UK childcare bills have reached record heights, according to a national survey published by the childcare charity, Daycare Trust.
The highest nursery cost identified in the survey was £300 a week – more than £15,600 a year. The average cost of a nursery place for a child under two is now £128 a week - or more than £6,650 a year - across the UK, rising to as high as £168 - £8,730 a year - in London and the South East. These figures represent an inflation-busting increase 6.7 per cent over the past year.
The typical cost of a full-time place with a childminder for a child under two is £118 a week, while the typical cost for an after school club is £34 for 15 hours a week.
This compares to the average weekly household income of £550 and average weekly spending on food and housing combined of £77.60.
The rising bills faced by parents threaten the success of the Government’s childcare strategy. Daycare Trust calls on the Government and employers to provide more help for parents towards the cost of childcare.
"British parents face the highest childcare bills in Europe," said Daycare Trust Director, Stephen Burke. "Our latest survey shows the growing sacrifices being made by some families – and why many others can’t afford quality childcare. "
Parents pay three-quarters of the cost of childcare in the UK, with Government paying most of the rest plus a small contribution by employers. The high cost of childcare in Britain is a key reason why only 13 per cent of parents with dependent children use formal childcare services all the time.

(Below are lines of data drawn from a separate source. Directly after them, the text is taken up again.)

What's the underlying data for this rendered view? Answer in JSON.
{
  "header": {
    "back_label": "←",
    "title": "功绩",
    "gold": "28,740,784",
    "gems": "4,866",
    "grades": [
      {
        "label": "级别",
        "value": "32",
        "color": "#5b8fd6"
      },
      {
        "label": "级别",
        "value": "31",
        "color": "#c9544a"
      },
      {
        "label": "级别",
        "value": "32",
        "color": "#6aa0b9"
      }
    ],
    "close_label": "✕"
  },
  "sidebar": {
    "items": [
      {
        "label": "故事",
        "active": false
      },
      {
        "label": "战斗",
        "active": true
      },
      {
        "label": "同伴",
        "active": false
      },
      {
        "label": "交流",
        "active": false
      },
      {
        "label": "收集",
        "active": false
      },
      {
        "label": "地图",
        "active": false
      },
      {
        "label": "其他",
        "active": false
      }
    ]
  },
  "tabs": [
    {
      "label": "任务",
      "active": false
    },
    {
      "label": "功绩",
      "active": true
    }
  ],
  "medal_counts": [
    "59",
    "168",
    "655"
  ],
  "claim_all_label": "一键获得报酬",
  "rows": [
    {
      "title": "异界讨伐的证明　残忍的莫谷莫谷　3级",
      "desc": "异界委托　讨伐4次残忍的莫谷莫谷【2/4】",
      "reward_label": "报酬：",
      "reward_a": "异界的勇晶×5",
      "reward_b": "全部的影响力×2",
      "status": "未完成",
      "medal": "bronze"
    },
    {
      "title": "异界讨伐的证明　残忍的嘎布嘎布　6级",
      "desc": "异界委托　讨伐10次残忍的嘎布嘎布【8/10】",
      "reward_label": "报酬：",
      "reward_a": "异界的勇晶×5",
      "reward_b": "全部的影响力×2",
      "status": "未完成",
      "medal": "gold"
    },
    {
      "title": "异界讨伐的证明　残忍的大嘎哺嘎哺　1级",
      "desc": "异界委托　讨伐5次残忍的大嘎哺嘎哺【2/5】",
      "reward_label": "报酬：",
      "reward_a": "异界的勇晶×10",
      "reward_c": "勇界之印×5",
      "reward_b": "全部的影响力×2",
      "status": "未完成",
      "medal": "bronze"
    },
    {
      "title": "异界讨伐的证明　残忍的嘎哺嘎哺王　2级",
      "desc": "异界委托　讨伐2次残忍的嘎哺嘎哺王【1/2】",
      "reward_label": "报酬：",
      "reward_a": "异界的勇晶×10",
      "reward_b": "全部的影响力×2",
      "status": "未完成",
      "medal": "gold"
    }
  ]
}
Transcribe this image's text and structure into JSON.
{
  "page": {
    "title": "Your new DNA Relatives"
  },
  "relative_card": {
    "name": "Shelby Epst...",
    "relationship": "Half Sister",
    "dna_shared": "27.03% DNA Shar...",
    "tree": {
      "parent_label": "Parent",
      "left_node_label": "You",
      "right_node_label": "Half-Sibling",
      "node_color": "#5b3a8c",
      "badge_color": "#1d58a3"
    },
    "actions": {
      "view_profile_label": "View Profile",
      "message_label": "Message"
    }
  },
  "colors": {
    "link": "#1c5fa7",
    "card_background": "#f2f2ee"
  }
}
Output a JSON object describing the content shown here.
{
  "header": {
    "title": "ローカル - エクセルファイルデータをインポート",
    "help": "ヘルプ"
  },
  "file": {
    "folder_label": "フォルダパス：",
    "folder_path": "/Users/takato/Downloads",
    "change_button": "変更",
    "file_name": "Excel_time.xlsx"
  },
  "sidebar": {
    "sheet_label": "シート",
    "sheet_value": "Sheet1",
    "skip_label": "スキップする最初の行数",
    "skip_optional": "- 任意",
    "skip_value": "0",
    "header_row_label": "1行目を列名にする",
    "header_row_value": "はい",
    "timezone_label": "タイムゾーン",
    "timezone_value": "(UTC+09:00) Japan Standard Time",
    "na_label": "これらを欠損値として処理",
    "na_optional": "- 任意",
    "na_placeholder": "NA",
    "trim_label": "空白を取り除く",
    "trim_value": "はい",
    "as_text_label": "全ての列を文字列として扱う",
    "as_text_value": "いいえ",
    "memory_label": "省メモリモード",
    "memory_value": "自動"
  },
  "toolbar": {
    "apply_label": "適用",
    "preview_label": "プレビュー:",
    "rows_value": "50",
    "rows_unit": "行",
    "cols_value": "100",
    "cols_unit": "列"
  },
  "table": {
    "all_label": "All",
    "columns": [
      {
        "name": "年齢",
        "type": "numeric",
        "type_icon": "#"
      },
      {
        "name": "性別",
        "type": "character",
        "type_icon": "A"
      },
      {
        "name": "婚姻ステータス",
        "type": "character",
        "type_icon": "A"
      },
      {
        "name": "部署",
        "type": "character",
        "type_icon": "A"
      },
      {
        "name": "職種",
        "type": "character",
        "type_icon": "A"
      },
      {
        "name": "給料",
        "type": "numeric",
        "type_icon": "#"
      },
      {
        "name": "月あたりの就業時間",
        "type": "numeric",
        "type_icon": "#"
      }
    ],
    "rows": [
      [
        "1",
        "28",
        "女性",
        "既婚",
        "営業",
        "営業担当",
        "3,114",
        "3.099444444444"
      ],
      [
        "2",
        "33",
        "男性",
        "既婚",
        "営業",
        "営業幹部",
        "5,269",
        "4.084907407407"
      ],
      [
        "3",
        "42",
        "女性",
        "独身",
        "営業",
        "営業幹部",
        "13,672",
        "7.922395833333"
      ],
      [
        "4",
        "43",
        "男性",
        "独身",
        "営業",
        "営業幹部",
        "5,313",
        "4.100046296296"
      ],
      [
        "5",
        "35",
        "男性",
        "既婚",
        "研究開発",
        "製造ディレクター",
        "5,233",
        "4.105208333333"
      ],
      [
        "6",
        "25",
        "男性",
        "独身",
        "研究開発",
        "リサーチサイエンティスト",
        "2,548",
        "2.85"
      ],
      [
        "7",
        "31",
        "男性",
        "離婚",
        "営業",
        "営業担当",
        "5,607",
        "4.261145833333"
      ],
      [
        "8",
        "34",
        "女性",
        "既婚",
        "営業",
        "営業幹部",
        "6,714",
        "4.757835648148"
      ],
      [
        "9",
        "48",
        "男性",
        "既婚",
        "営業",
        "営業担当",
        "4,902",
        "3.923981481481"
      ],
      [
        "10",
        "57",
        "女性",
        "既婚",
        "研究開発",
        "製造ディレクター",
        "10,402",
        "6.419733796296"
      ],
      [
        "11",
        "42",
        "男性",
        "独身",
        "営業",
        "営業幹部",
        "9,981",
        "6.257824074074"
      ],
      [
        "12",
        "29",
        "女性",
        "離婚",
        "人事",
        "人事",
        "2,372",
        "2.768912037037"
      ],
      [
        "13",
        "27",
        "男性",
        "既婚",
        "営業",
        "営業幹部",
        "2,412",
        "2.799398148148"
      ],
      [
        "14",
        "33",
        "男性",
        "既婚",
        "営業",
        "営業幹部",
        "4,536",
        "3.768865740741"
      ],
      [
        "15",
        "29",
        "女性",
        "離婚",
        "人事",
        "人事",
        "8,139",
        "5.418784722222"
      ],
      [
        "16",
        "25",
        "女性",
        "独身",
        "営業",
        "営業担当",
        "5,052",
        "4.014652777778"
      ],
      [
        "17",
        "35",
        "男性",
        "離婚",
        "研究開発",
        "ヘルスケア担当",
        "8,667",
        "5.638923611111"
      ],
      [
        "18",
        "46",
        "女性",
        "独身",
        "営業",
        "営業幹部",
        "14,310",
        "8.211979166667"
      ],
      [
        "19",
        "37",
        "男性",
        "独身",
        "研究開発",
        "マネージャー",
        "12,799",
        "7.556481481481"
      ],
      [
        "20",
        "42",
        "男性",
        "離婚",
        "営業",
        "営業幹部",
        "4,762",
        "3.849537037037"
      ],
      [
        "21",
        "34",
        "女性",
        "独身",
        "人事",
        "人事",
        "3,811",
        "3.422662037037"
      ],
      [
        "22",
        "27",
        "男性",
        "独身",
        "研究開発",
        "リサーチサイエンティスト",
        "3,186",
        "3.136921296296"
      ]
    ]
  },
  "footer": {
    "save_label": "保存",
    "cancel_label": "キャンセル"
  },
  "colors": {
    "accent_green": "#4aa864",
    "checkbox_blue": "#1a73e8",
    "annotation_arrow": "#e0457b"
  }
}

The spiralling cost of childcare is blamed on the gross imbalance of supply and demand. With only one childcare place for every seven children under eight and growing numbers of women with young children in the workplace, demand outstrips supply and is pushing up prices.
The Daycare Trust is calling on the government to encourage employers to provide more help by providing tax incentives for financial contributions towards the costs of childcare.
Working families on lower incomes who get help towards their childcare bill through the childcare tax credit are also hard hit, the Trust says, because they still have to find at least 30 per cent of the cost of childcare. The current average award through the childcare tax credit of £40.61 a week is less than a third of the typical cost of a nursery place.
The Trust urges the government to increasing the percentage of childcare costs covered by the tax credit, increasing the level of childcare costs covered to reflect the real costs acknowledging that parents with two or more children in childcare face double or more costs. They have also called for the income levels under which families are eligible for help from the childcare tax credit to be increased.
“Affordable childcare for all is crucial to achieving many of the Government’s policies – from ending child poverty to raising educational attainment," says Stephen Burke.
"Families in most other European countries can access quality childcare in their local community at a price they can afford. Parents are paying too high a price for childcare services which are as key to the well-being of our society as schools, GPs and transport."